Tropentag, September 9 - 11, 2020, virtual conference
"Food and nutrition security and its resilience to global crises"
Linkage of Irrigation and Nutrition in Sub-Saharan Africa: A Review of Kenya’s Irrigation Arrangements
Nixon Murathi Kiratu, Martin Petrick, Eefje Aarnoudse
Justus Liebig University Giessen, Center for International Development and Environmental Research, Germany
For the last five years, the number of undernourished people in the world has been increasing and is almost at levels last seen a decade ago. While prevalence in the percentage of undernourished people varies by region, in sub-Saharan Africa, the number is almost double the global number. In spite of the investments done in the agricultural sector in sub-Saharan Africa from the commencement of the Millennium Development Goals and the Comprehensive Africa Agriculture Development Programme about two decades ago, evidence shows a minimal impact on nutritional outcomes.

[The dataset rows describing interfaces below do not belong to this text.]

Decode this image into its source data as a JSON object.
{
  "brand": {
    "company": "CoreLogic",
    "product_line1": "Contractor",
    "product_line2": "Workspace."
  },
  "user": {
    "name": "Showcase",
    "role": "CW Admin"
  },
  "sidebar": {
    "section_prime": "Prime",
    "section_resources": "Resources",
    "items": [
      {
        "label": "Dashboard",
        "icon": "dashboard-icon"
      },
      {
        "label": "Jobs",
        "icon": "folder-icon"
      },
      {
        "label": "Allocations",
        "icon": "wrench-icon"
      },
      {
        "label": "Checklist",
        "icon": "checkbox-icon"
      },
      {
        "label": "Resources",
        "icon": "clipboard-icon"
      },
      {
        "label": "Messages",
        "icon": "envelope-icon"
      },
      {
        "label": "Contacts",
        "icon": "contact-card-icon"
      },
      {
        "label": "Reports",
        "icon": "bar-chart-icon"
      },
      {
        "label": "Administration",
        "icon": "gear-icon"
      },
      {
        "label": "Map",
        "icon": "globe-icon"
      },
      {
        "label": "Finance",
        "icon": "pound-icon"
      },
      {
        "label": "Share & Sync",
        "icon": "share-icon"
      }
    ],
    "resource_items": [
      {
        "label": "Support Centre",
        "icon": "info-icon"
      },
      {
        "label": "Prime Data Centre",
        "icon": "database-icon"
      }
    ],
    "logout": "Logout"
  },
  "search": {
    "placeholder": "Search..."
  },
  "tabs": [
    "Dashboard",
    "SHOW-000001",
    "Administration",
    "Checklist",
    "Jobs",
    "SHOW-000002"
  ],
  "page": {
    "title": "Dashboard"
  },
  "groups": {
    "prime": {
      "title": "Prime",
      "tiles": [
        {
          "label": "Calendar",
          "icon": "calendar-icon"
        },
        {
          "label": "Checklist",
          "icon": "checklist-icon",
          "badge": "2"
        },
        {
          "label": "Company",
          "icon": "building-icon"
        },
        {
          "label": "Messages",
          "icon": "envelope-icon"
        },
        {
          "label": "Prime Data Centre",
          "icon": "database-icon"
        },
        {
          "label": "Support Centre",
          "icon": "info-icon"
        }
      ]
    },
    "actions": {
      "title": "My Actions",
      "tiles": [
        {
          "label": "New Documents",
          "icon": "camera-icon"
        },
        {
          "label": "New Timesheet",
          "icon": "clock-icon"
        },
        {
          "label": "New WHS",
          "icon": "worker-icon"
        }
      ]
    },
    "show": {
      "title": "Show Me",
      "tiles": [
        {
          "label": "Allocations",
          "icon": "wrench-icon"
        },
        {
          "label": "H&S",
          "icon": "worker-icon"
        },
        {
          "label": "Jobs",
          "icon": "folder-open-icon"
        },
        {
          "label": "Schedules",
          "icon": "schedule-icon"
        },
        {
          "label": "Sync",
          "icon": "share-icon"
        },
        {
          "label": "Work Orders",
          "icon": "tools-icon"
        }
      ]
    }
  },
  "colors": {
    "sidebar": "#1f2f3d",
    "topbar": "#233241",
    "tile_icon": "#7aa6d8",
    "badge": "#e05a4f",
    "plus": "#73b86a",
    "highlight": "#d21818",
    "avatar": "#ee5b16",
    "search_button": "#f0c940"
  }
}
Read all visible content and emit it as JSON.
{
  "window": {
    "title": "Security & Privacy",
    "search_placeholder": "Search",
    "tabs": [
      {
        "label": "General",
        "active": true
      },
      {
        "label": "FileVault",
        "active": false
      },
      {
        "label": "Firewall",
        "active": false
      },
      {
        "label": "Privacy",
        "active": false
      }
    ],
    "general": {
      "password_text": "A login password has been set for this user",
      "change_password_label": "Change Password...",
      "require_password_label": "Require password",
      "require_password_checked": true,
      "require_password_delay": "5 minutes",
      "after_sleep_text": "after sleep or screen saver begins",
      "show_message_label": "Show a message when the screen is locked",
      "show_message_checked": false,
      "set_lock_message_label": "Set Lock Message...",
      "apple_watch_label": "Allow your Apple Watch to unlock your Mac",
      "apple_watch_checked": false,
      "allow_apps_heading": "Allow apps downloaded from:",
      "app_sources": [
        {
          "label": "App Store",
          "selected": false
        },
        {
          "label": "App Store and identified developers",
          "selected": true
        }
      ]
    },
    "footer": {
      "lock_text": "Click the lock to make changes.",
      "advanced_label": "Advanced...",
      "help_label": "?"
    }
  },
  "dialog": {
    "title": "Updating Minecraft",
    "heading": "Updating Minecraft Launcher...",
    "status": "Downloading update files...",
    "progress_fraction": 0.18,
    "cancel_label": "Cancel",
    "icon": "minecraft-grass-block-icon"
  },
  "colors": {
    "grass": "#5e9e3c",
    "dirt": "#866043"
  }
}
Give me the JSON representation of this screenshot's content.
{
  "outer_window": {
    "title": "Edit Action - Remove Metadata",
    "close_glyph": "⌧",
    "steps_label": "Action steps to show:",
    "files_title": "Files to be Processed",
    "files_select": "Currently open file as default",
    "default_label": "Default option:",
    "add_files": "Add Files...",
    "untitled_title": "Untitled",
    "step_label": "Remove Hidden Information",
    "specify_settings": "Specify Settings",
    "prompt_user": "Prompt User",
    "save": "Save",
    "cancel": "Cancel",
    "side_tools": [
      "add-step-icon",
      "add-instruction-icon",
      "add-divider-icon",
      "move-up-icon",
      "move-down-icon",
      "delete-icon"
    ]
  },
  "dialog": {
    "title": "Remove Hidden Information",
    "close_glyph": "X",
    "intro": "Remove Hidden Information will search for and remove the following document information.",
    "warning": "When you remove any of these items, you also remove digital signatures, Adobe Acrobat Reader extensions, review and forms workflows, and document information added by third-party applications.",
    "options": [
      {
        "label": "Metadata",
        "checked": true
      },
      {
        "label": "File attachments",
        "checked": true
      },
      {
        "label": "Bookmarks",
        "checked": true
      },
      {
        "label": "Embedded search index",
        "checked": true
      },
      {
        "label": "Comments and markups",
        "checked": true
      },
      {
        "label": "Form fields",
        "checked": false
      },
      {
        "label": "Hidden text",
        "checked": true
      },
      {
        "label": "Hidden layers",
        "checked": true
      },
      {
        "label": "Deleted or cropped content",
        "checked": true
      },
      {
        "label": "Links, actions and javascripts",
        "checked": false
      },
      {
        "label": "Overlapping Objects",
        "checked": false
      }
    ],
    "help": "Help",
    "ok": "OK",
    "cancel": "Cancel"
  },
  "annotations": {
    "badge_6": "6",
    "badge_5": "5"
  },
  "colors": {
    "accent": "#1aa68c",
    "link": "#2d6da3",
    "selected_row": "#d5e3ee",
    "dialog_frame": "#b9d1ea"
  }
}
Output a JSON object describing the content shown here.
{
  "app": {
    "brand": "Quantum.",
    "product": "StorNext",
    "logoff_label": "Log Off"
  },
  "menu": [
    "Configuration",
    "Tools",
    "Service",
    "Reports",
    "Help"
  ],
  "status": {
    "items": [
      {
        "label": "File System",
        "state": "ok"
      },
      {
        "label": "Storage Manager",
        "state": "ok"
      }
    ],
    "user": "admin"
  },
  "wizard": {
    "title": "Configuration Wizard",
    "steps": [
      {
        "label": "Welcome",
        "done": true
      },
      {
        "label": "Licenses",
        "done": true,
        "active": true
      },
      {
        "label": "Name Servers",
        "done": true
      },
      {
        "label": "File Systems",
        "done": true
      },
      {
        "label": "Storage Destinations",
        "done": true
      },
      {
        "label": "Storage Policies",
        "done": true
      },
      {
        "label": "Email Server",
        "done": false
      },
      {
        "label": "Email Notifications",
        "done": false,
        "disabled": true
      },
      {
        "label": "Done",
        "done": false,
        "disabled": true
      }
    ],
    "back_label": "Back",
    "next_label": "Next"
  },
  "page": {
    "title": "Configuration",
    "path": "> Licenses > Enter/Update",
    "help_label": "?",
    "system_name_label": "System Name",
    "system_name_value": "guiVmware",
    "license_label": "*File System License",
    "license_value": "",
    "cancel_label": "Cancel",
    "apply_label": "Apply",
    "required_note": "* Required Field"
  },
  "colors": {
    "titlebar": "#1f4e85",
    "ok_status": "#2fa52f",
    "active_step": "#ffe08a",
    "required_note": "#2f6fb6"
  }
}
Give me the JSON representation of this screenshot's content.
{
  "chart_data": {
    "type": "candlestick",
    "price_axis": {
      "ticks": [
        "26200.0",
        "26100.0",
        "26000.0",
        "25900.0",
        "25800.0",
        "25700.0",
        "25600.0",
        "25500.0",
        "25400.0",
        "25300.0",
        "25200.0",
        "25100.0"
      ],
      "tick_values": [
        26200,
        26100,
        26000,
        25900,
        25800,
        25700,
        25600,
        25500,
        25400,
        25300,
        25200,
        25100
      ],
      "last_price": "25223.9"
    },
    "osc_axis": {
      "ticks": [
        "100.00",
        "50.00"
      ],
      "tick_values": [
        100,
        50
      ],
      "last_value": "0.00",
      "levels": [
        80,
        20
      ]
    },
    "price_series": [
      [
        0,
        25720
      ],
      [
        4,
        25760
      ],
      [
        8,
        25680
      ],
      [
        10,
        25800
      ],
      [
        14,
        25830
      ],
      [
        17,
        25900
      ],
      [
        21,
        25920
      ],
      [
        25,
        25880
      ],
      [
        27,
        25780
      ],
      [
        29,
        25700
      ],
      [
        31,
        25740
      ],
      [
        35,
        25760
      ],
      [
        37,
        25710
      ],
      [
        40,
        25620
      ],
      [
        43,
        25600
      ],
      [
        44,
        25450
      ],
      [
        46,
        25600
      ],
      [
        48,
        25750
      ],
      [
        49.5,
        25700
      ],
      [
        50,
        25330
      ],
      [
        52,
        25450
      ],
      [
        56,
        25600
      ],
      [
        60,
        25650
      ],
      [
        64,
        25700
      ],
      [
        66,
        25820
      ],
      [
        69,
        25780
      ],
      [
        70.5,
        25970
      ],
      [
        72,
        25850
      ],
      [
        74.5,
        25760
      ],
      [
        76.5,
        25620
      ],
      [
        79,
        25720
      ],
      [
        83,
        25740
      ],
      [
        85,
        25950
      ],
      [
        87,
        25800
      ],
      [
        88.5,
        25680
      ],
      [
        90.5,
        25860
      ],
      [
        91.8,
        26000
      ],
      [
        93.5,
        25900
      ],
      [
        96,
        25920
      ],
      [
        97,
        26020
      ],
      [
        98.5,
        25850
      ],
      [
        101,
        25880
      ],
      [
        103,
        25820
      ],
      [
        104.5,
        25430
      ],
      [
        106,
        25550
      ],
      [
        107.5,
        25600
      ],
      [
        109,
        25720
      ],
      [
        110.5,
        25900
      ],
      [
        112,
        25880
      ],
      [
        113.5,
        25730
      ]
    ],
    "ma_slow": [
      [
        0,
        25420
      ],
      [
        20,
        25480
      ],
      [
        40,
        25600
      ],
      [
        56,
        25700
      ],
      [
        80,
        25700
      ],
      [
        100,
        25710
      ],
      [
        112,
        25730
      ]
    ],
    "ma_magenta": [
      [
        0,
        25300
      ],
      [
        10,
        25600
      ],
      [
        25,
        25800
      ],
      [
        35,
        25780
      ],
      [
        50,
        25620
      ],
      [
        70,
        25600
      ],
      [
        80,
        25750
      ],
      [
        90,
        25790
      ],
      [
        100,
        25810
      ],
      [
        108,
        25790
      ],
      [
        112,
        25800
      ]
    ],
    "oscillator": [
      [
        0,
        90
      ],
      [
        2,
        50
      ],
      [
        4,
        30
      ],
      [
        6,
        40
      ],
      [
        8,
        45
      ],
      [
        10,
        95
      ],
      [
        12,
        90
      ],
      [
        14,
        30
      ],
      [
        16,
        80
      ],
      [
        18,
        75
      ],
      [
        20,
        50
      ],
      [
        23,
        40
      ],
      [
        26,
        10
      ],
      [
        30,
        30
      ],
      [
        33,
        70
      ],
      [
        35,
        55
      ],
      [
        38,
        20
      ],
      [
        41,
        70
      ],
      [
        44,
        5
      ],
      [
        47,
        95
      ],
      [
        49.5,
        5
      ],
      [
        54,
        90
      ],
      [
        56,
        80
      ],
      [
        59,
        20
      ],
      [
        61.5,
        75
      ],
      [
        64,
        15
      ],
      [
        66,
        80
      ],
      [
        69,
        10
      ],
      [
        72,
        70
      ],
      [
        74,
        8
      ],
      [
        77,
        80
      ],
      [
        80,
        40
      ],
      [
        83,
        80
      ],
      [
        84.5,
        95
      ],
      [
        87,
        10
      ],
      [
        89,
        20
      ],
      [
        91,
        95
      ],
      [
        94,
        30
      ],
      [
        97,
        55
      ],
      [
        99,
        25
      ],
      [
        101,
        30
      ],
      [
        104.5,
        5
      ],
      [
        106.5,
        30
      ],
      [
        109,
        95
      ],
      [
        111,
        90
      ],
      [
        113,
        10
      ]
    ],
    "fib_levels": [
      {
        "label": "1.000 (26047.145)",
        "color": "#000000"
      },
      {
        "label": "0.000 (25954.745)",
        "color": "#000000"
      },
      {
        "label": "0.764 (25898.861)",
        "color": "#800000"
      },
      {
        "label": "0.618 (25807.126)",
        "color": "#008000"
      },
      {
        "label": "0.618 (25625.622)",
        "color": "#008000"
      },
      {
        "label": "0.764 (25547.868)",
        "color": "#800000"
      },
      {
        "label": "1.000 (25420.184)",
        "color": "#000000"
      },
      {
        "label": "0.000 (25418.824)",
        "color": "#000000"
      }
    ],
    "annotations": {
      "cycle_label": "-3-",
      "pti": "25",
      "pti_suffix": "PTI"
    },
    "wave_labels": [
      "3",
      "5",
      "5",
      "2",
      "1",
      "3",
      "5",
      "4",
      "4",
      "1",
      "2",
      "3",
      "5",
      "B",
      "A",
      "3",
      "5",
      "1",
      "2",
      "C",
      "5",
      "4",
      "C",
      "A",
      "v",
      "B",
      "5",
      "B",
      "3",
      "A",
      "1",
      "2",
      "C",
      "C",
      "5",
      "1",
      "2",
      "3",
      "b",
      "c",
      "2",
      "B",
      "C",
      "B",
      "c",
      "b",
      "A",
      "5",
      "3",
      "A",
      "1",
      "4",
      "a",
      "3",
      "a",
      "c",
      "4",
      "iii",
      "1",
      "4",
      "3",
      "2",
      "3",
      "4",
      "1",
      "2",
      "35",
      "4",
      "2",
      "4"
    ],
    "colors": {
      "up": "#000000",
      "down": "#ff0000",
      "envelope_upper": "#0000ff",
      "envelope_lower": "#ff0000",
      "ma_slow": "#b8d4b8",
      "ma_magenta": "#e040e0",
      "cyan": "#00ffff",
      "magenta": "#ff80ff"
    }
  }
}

With irrigated agriculture having come back in Africa’s policy agenda in the last few years the means of how this agricultural development is implemented to achieve the intended outcomes in food and nutrition security is a critical aspect of research and development arena. As governments and the development community cite irrigated agriculture’s ability to utilise marginal areas, mitigate effects of climate change and possible solution to increasing food production in the region, it is imperative for researchers to provide clear means in which it can be linked to nutritional outcomes. This research seeks to give an understanding pathways through which irrigation can affect nutrition. This paper reviews recently published frameworks on irrigation and nutrition outcomes and innovatively looks at the socioeconomic aspects of farmers and the different institutional aspects of irrigation arrangements. In addition, the paper focuses on the aspect of neglected area of farmer initiated irrigation using secondary data from Kenya. Apart from documenting knowledge of the linkage between of irrigation and nutrition and building upon recent irrigation-nutrition frameworks, the paper also provides insights into the possible irrigation-nutrition pathways. In addition, through the use of secondary data, the paper provides insights on the aspects of irrigation linkages to nutrition in a sub-Saharan Africa country.
Keywords: Irrigation, Kenya, nutrition security, pathway, smallholder
Contact Address: Nixon Murathi Kiratu, Justus Liebig University Giessen, Center for International Development and Environmental Research, Unterhof, 35392 Giessen, Germany, e-mail: nixon.kiratuagrar.uni-giessen.de